It's one thing to attract talent. It's another effort entirely to cultivate high-performing teams and then give those teams reasons to stay with your company. With a low unemployment rate, talented people are in strong demand.
Let's explore how you can incentivize the teams you build in this competitive economy. It turns out that attractive and appreciated incentives extend well beyond the benefits package. Supporting teams and retaining talent is a cross-company effort—and you might be surprised that the most attractive “benefits" that keep high-performing teams intact are the least tangible.
Going Beyond Typical Incentives
Mike Ganino's day-to-day is all about getting companies excited and revving-up corporate cultures. As the author of Company Culture for Dummies, he's consistently hip deep in the hard work of helping companies not just understand their own cultures but also build cultures that retain top talent and foster high-performing teams.
“Employees today are looking for so much more than a paycheck," says Ganino. “People are looking to level up their skills, make real connections and build relationships with mentors. The days of ping-pong tables and nap rooms being a competitive advantage are over. Work can be a place where people self-actualize."
—Carey Lohrenz, author

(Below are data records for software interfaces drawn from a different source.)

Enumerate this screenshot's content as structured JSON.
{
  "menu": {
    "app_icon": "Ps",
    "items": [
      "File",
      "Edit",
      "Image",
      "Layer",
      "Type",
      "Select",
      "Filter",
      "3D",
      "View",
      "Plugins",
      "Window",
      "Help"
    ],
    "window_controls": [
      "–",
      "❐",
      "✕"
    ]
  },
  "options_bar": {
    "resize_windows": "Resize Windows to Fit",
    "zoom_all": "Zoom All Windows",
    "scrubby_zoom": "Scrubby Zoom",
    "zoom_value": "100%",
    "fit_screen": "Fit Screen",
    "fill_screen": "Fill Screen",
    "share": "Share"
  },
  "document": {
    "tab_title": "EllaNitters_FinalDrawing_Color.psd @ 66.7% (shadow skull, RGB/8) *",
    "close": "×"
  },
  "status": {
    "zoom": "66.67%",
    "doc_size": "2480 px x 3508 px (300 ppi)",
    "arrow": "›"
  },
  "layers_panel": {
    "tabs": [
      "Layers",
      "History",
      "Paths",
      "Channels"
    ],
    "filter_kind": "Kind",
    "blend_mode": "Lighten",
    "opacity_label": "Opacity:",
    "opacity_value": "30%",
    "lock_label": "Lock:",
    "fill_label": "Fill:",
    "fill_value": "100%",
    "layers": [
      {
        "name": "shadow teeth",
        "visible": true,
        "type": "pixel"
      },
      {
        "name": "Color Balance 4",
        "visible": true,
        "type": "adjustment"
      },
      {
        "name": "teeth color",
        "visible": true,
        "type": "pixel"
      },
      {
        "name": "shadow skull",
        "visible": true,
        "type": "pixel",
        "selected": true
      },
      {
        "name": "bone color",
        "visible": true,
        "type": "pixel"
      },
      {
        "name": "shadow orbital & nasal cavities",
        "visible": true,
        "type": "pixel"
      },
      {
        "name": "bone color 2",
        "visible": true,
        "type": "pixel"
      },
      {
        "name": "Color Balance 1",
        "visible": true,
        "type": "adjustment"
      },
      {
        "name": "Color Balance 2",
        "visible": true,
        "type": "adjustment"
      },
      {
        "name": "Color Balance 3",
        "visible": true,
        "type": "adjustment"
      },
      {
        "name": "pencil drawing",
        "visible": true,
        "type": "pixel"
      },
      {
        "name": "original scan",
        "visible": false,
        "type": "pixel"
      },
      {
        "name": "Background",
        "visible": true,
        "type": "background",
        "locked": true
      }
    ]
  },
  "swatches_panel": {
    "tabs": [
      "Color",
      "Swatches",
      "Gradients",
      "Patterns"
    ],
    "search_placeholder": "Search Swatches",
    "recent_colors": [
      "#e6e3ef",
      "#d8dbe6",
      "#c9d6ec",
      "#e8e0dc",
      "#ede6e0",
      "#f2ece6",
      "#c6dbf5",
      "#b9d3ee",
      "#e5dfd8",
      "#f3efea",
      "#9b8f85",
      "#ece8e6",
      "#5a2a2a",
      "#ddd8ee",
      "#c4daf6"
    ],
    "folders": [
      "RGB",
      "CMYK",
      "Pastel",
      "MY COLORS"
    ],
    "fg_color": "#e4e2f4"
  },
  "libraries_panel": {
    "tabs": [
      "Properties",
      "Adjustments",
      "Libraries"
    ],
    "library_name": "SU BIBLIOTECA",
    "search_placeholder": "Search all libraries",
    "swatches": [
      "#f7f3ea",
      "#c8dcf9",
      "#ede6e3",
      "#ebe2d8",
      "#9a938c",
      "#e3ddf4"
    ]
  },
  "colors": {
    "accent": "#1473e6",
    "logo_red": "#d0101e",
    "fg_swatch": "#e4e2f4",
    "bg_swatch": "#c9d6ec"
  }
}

So, how do you encourage your high-flyers to fly even higher and offer the support they need to soar?
Carey Lohrenz, author of Fearless Leadership, hails from one of the toughest team-building environments in the world: The United States military. As the first woman to be a U.S. Navy F-14 Tomcat pilot, she's beyond familiar with what it takes to build high-performing teams, both in the sky and at sea level.

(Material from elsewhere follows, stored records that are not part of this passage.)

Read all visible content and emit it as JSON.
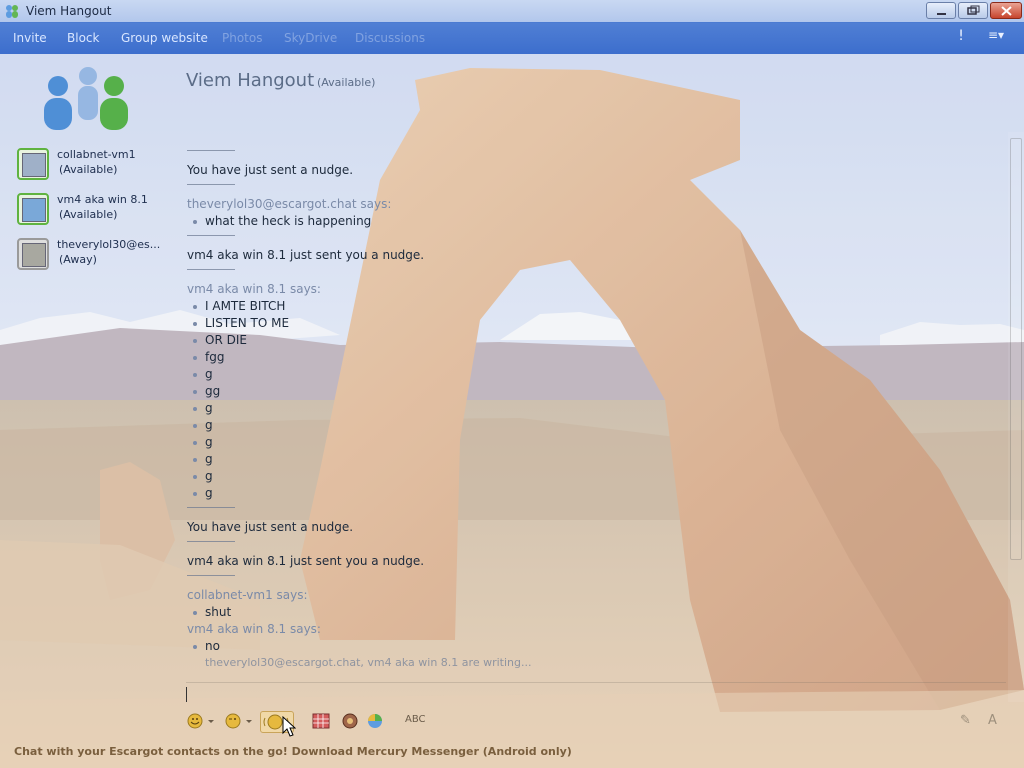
{
  "window": {
    "title": "Viem Hangout"
  },
  "toolbar": {
    "items": [
      "Invite",
      "Block",
      "Group website",
      "Photos",
      "SkyDrive",
      "Discussions"
    ],
    "alert_label": "!",
    "menu_label": "≡▾"
  },
  "sidebar": {
    "contacts": [
      {
        "name": "collabnet-vm1",
        "status": "(Available)"
      },
      {
        "name": "vm4 aka win 8.1",
        "status": "(Available)"
      },
      {
        "name": "theverylol30@es...",
        "status": "(Away)"
      }
    ]
  },
  "conversation": {
    "title": "Viem Hangout",
    "status": "(Available)"
  },
  "chat": {
    "nudge_sent": "You have just sent a nudge.",
    "nudge_received": "vm4 aka win 8.1 just sent you a nudge.",
    "says_theverylol": "theverylol30@escargot.chat says:",
    "msg_theverylol": "what the heck is happening",
    "says_vm4": "vm4 aka win 8.1 says:",
    "vm4_messages": [
      "I AMTE BITCH",
      "LISTEN TO ME",
      "OR DIE",
      "fgg",
      "g",
      "gg",
      "g",
      "g",
      "g",
      "g",
      "g",
      "g"
    ],
    "says_collab": "collabnet-vm1 says:",
    "msg_collab": "shut",
    "says_vm4_2": "vm4 aka win 8.1 says:",
    "msg_vm4_2": "no",
    "typing": "theverylol30@escargot.chat, vm4 aka win 8.1 are writing..."
  },
  "footer": {
    "text": "Chat with your Escargot contacts on the go! Download Mercury Messenger (Android only)"
  },
  "format_bar": {
    "font_label": "A",
    "spell_label": "ABC"
  }
}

“A culture of high performance tends to attract people who are willing to work hard. Fearless leaders build a culture of trust and accountability, one based on purpose and progress," says Lohrenz.

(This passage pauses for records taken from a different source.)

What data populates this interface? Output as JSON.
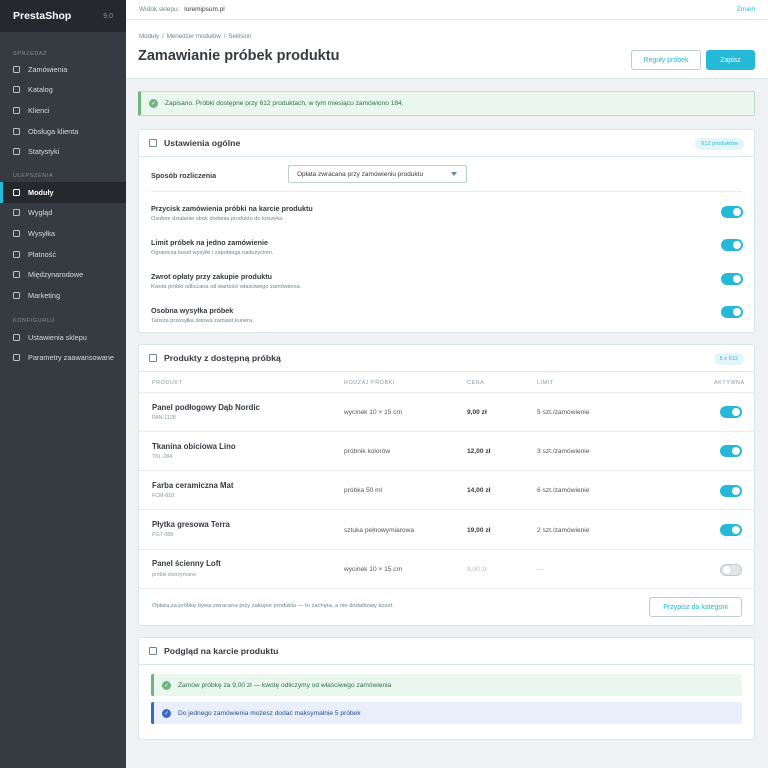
{
  "sidebar": {
    "brand": "PrestaShop",
    "version": "9.0",
    "sections": [
      {
        "label": "SPRZEDAŻ",
        "items": [
          "Zamówienia",
          "Katalog",
          "Klienci",
          "Obsługa klienta",
          "Statystyki"
        ]
      },
      {
        "label": "ULEPSZENIA",
        "items": [
          "Moduły",
          "Wygląd",
          "Wysyłka",
          "Płatność",
          "Międzynarodowe",
          "Marketing"
        ]
      },
      {
        "label": "KONFIGURUJ",
        "items": [
          "Ustawienia sklepu",
          "Parametry zaawansowane"
        ]
      }
    ],
    "active": "Moduły"
  },
  "topbar": {
    "shop_label": "Widok sklepu:",
    "shop_value": "loremipsum.pl",
    "change": "Zmień"
  },
  "header": {
    "breadcrumb": [
      "Moduły",
      "Menedżer modułów",
      "Sellision"
    ],
    "title": "Zamawianie próbek produktu",
    "rules_button": "Reguły próbek",
    "save_button": "Zapisz"
  },
  "alert": {
    "text": "Zapisano. Próbki dostępne przy 612 produktach, w tym miesiącu zamówiono 184."
  },
  "general": {
    "title": "Ustawienia ogólne",
    "badge": "612 produktów",
    "billing_label": "Sposób rozliczenia",
    "billing_value": "Opłata zwracana przy zamówieniu produktu",
    "options": [
      {
        "title": "Przycisk zamówienia próbki na karcie produktu",
        "hint": "Osobne działanie obok dodania produktu do koszyka.",
        "on": true
      },
      {
        "title": "Limit próbek na jedno zamówienie",
        "hint": "Ogranicza koszt wysyłki i zapobiega nadużyciom.",
        "on": true
      },
      {
        "title": "Zwrot opłaty przy zakupie produktu",
        "hint": "Kwota próbki odliczana od wartości właściwego zamówienia.",
        "on": true
      },
      {
        "title": "Osobna wysyłka próbek",
        "hint": "Tańsza przesyłka listowa zamiast kuriera.",
        "on": true
      }
    ]
  },
  "products": {
    "title": "Produkty z dostępną próbką",
    "badge": "5 z 612",
    "columns": [
      "PRODUKT",
      "RODZAJ PRÓBKI",
      "CENA",
      "LIMIT",
      "AKTYWNA"
    ],
    "rows": [
      {
        "name": "Panel podłogowy Dąb Nordic",
        "sku": "PAN-1128",
        "type": "wycinek 10 × 15 cm",
        "price": "9,00 zł",
        "limit": "5 szt./zamówienie",
        "on": true
      },
      {
        "name": "Tkanina obiciowa Lino",
        "sku": "TKL-284",
        "type": "próbnik kolorów",
        "price": "12,00 zł",
        "limit": "3 szt./zamówienie",
        "on": true
      },
      {
        "name": "Farba ceramiczna Mat",
        "sku": "FCM-818",
        "type": "próbka 50 ml",
        "price": "14,00 zł",
        "limit": "6 szt./zamówienie",
        "on": true
      },
      {
        "name": "Płytka gresowa Terra",
        "sku": "PGT-088",
        "type": "sztuka pełnowymiarowa",
        "price": "19,00 zł",
        "limit": "2 szt./zamówienie",
        "on": true
      },
      {
        "name": "Panel ścienny Loft",
        "sku": "próbki wstrzymane",
        "type": "wycinek 10 × 15 cm",
        "price": "9,00 zł",
        "limit": "—",
        "on": false
      }
    ],
    "footer_note": "Opłata za próbkę bywa zwracana przy zakupie produktu — to zachęta, a nie dodatkowy koszt.",
    "assign_button": "Przypisz do kategorii"
  },
  "preview": {
    "title": "Podgląd na karcie produktu",
    "green": "Zamów próbkę za 9,00 zł — kwotę odliczymy od właściwego zamówienia",
    "blue": "Do jednego zamówienia możesz dodać maksymalnie 5 próbek"
  },
  "colors": {
    "accent": "#25b9d7",
    "sidebar": "#363a41",
    "success": "#70b580",
    "info": "#3a67c4"
  }
}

“The best way to drive these performance factors is through debriefing, which creates a culture of trust and accountability," she continues. "When trust and accountability are part of your team's culture, the benefits extend beyond teamwork to retention."
If ping-pong tables are out and trust and accountability are in, how can companies like yours create incentives that go the extra mile? How can you nurture teams beyond the typical benefits package?
The Evolution Towards Professional Support
While clubs and awards offer tangible validation for a job well-done, the intangible benefits are the ones high performers most desire.
“I've heard over and over from employees in every industry that the big things they want are frequent and meaningful discussions with their peers and manager about how to level up their work," says Ganino.
“They want to learn, grow and contribute in higher ways," he continues. "Companies that invest heavily in frequent and candid career growth conversations are winning big to retain the best performing employees."
Lohrenz agrees, and also advocates for supporting high-performing teams by becoming a part of those teams. Relationship building is key.
“You can't expect your team to blindly follow your leadership if you haven't bothered to invest any time getting to know them or develop them," says Lohrenz. “A real human connection builds a solid foundation for the time when you really need your team to power through an extreme situation."
High-performing employees want to push their own limits and continue to develop. While a traditional benefit package might nurture an employee's physical well-being, incentives for the marketplace's in-demand talent and your most innovative team members should address a company's commitment to intellectual and professional development.
“The incentives I've seen [that] not only help an organization but also help employees achieve personal growth have been centered around providing people with opportunities to continue to develop their skills—whether attending conferences, paying for education or sponsoring a company book club," says Ganino.
With these beyond-the-box incentives in mind, how do you figure out what your high performing teams would most value? The answer's only a question (or three) away.
How to Reassess and Develop Incentives for High-Performing Teams
“Too often the C-suite merely guesses or assumes what really matters to their employees instead of getting out from behind their desk," says Lohrenz. “Fearless leadership is not accomplished by sitting behind a desk or by dictating demands or asking questions via email."
Ask your high-performing teams what kind of support and incentives they'd value most. And do it in person, face to face.
Also, be prepared to make incentives fluid and responsive to your industry trends and offer team members opportunities to personalize how they access incentives. This can come by way of a set budget per team member so individuals can customize how they spend their budget each year.
You could even consider ways to further incentivize teams through annual development budget increases, degree programs or other educational opportunities that benefit both employee and company in the long run.
And when designing your incentive programs, don't forget to cull the data from the questions you've already asked.
“Savvy companies look at information learned during interviews and exit interviews to see what programs employees liked the best," says Ganino.
“The reality is that culture is about relationships, norms and how groups of people get things done together," says Ganino. “Simply having pet insurance or catered lunch doesn't do a lot to improve the quality of relationships of employees."
And that's the key to high-performing teams: Creating an environment where your employees can develop those valued and trusted relationships.
“Your people are your biggest asset," says Lohrenz. “Better than any incentive trip, free gym membership or pack of steaks at the holidays, creating an environment where your teammates feel valued is the biggest benefit you can give."
As you rethink incentives, don't forget about the value intangibles play in strong, healthy company cultures. And don't be afraid to ask your top performers what they want. Odds are, they'll be happy to tell you and grateful you asked.
Read more articles on employee retention.